[Element data from apps and pages]
****************
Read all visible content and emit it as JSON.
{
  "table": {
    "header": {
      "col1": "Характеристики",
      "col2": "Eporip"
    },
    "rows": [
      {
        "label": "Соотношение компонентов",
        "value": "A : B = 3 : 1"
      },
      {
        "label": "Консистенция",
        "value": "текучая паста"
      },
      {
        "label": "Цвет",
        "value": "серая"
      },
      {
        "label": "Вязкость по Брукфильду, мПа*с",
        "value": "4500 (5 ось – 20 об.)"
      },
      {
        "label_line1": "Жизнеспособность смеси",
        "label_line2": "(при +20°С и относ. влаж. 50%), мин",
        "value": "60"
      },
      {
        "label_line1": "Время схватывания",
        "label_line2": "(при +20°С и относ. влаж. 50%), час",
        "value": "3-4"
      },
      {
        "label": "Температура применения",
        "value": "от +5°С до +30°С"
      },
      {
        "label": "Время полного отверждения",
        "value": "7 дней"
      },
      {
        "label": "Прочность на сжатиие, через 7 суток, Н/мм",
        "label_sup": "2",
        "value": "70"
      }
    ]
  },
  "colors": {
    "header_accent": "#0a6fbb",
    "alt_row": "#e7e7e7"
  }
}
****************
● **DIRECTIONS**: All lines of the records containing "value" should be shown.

● **ANSWER SECTION**:
        "value": "A : B = 3 : 1"
        "value": "текучая паста"
        "value": "серая"
        "value": "4500 (5 ось – 20 об.)"
        "value": "60"
        "value": "3-4"
        "value": "от +5°С до +30°С"
        "value": "7 дней"
        "value": "70"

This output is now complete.